Three Spanish royals to get immunity from lower courts
Observers wonder if move is linked to Princess Cristina’s legal troubles over Nóos case
Queen Sofía, Crown Prince Felipe and his wife, Princess Letizia, will all enjoy immunity from the lower courts and could only be tried by the Supreme Court if ever charged with a crime.
So announced Justice Minister Alberto Ruiz-Gallardón at the press conference following Friday’s cabinet meeting.
The decision comes as Felipe’s younger sister, Princess Cristina, and her husband, Iñaki Urdangarín, remain official targets of a court investigation into the Nóos case, which involves the embezzlement of millions of euros from government contracts awarded in Valencia and the Balearics regions.
Ruiz-Gallardón said the royals’ immunity had been decided upon now because “now is when the organic law on the judiciary is being reformed,” and rejected suggestions that it might have something to do with Cristina de Borbón’s present situation.
“Immunity is not a privilege, but a tool for legal security,” said the minister. “It corresponds to an individual’s state functions, and these fall to His Majesty the King, whose situation is specifically regulated in the Constitution; then in second place to the Queen, and after that to the Prince and Princess of Asturias.
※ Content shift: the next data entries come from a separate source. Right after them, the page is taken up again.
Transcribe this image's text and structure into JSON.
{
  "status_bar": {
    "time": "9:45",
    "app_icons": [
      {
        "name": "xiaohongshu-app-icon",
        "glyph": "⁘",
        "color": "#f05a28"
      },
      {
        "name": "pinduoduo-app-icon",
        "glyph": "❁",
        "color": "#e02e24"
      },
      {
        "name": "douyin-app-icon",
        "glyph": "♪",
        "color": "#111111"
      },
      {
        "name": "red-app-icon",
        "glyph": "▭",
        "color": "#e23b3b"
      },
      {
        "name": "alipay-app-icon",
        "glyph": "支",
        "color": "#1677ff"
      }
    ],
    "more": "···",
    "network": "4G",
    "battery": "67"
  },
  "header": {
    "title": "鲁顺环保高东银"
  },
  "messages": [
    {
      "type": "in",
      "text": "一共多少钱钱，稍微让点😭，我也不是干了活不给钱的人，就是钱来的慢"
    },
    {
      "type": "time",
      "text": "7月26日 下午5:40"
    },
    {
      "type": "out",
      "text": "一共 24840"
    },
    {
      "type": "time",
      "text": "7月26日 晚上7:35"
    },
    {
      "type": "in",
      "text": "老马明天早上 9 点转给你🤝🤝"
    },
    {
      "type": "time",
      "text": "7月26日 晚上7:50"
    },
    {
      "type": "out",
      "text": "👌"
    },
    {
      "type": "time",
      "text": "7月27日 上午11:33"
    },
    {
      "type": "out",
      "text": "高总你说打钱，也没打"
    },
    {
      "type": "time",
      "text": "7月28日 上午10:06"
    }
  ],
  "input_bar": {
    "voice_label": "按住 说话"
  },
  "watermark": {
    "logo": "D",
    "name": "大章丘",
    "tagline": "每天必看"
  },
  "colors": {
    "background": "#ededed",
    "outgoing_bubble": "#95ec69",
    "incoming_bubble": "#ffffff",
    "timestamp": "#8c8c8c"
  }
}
That is why we did not feel it was necessary to extend it to other members of the royal family.”
Ruiz-Gallardón also insisted that having immunity from the lower courts was not a privilege, because being tried directly by the Supreme Court means that “you have no possibility of appealing to a higher court.”